In addition to the latest gear he has purchased this year and last year, Byrne has the Caterpillar 751 and 732B feller bunchers that are equipped with the new Cat HF201 heads, while the new Cat 541 buncher is equipped with one of the company’s older 24-in. Cat felling heads. For processors, he has the new Cat 320D and three Cat 320C models, including one that is used as a spare. All of the 320s are fitted with Waratah 622B processing heads. And, of course for skidders, he has moved to the new gear purchased this year, but he says they did keep an older Cat D5 for skidding on steeper ground.
Byrne also runs road building equipment, primarily for in-block spur roads. “We do about 25 kilometres of road every year with a Cat D6H high drive dozer with a ripper and a D6D as a back-up machine,” he explains. “We also run a Cat 325 with a clam bucket, which we use for excavating and piling brush. It’s not a huge part of what we do and I do most of it myself with the help of my foreman, Cliff Pelly.”

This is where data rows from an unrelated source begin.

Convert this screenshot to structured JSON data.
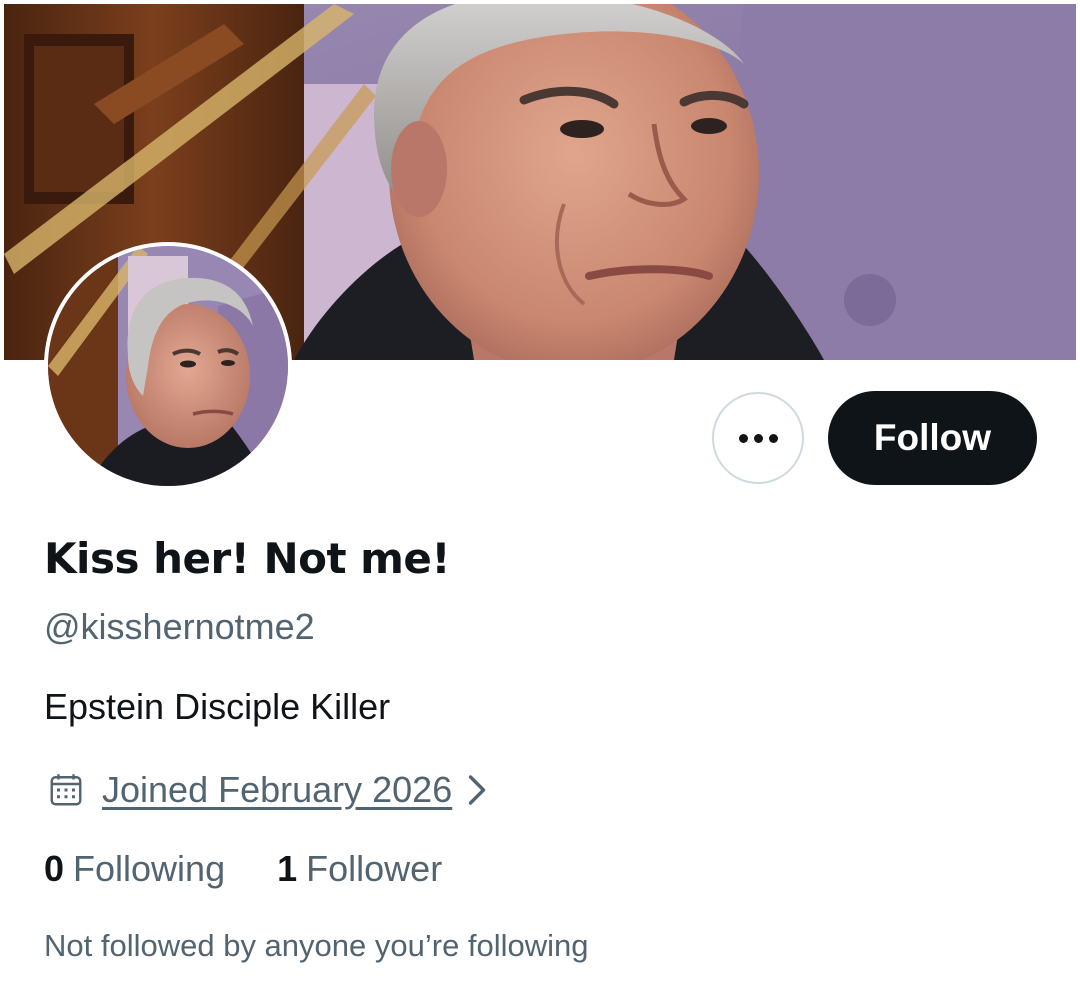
{
  "profile": {
    "display_name": "Kiss her! Not me!",
    "handle": "@kisshernotme2",
    "bio": "Epstein Disciple Killer",
    "joined": "Joined February 2026",
    "following_count": "0",
    "following_label": "Following",
    "followers_count": "1",
    "followers_label": "Follower",
    "followed_by_text": "Not followed by anyone you’re following"
  },
  "actions": {
    "follow_label": "Follow",
    "more_icon": "more-horizontal-icon"
  },
  "icons": {
    "joined": "calendar-icon",
    "joined_chevron": "chevron-right-icon"
  },
  "colors": {
    "text_primary": "#0f1419",
    "text_secondary": "#536471",
    "follow_button_bg": "#0f1419",
    "border": "#cfd9de",
    "banner_purple": "#8c7ba6"
  }
}
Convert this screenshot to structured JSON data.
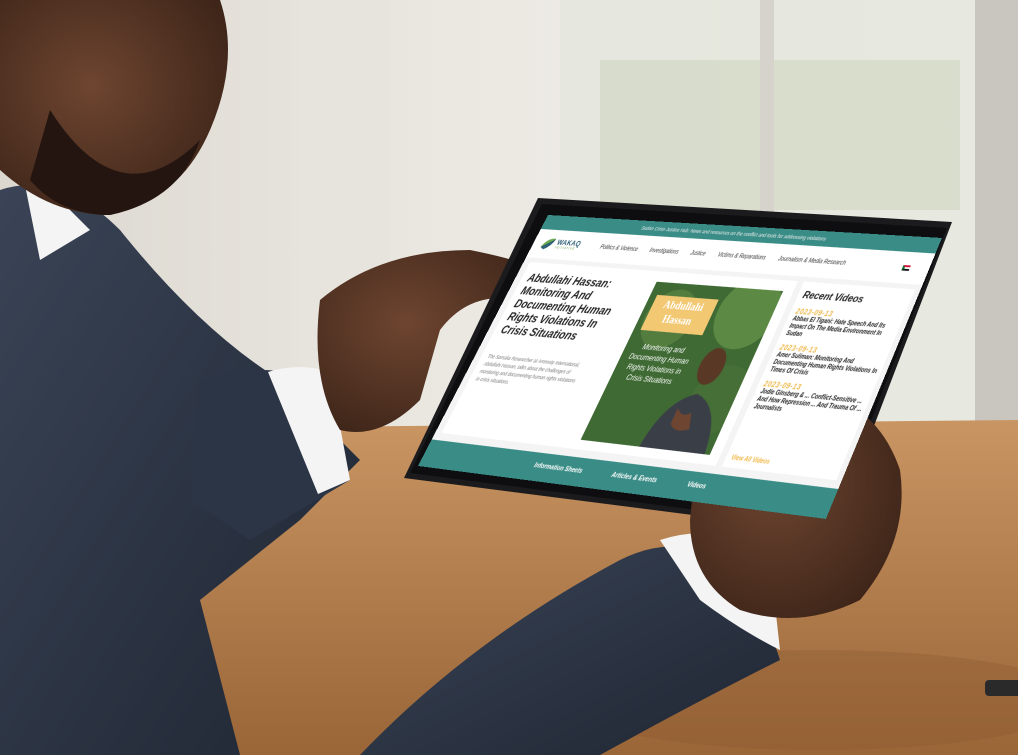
{
  "topbar": {
    "tagline": "Sudan Crisis Justice Hub: News and resources on the conflict and tools for addressing violations"
  },
  "navbar": {
    "logo_name": "WAKAQ",
    "logo_sub": "INITIATIVE",
    "items": [
      "Politics & Violence",
      "Investigations",
      "Justice",
      "Victims & Reparations",
      "Journalism & Media Research"
    ]
  },
  "feature": {
    "title": "Abdullahi Hassan: Monitoring And Documenting Human Rights Violations In Crisis Situations",
    "description": "The Somalia Researcher at Amnesty International, Abdullahi Hassan, talks about the challenges of monitoring and documenting human rights violations in crisis situations.",
    "photo_tag": "Abdullahi Hassan",
    "photo_caption": "Monitoring and Documenting Human Rights Violations in Crisis Situations"
  },
  "sidebar": {
    "title": "Recent Videos",
    "videos": [
      {
        "date": "2023-09-13",
        "title": "Abbas El Tigani: Hate Speech And Its Impact On The Media Environment In Sudan"
      },
      {
        "date": "2023-09-13",
        "title": "Amer Suliman: Monitoring And Documenting Human Rights Violations In Times Of Crisis"
      },
      {
        "date": "2023-09-13",
        "title": "Jodie Ginsberg & ... Conflict-Sensitive ... And How Repression ... And Trauma Of ... Journalists"
      }
    ],
    "view_all": "View All Videos"
  },
  "footer": {
    "items": [
      "Information Sheets",
      "Articles & Events",
      "Videos"
    ]
  },
  "colors": {
    "teal": "#3a8c86",
    "gold": "#f2c873",
    "suit": "#2a3344",
    "skin": "#5a3826",
    "table": "#b57d4a"
  }
}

For most of the year, Jebway Contracting keeps a dozen people employed, including Byrne and Pelly, plus another eight subcontractors for the loading and trucking portions of their stump to dump contract with Weyerhaeuser. Byrne says they harvest about 170,000 cubic metres of timber annually for Weyerhaeuser’s Princeton mill, noting that most of it comes form about a 100 kilometre radius of the southern B.C. town. “The mill has been running on a regular basis so we have been able to hold our volumes this year,” Byrne notes. “We are starting to see some improvements in the lumber business, but lumber prices have been fluctuating quite a bit this year, so I think it could still be some time before things really stabilize.”
As for the future, Byrne says he is 64 this year, but he is not looking at retiring anytime soon. “I still have more good days than bad,” he jokes. “And, I don’t know what I would do with myself if I wasn’t logging. I’m optimistic that things will turn around and that is one of the reasons I have invested in new equipment. The forest industry still has a big presence in this province and I hope it does for some time to come.”
When asked if he would choose logging if he could start all over again, Byrne thinks about it for a very short second, but you already know what his answer will be before he says it. “There are a lot of things in the logging business that are out of your control, but I enjoy it, and I would have to say I probably would do it again,” he says, with the caveat that he may have answered differently if it wasn’t for the support he has had from his crew and his family over the years, especially his wife, Debbie, who helps out in the business and is extremely dedicated and supportive of his endeavours.
“I’m a people person and I don’t think you are going anywhere without the right people around you, and that goes for work and at home. All of my life, I have gone on the theory that you have to give to get, and I have tried to operate my business that way. In doing so, I would have to say I have built one of the best crews around, and they are the biggest asset this company has. For me, it’s that dedication and loyalty from my crew and my family that makes this all worthwhile.”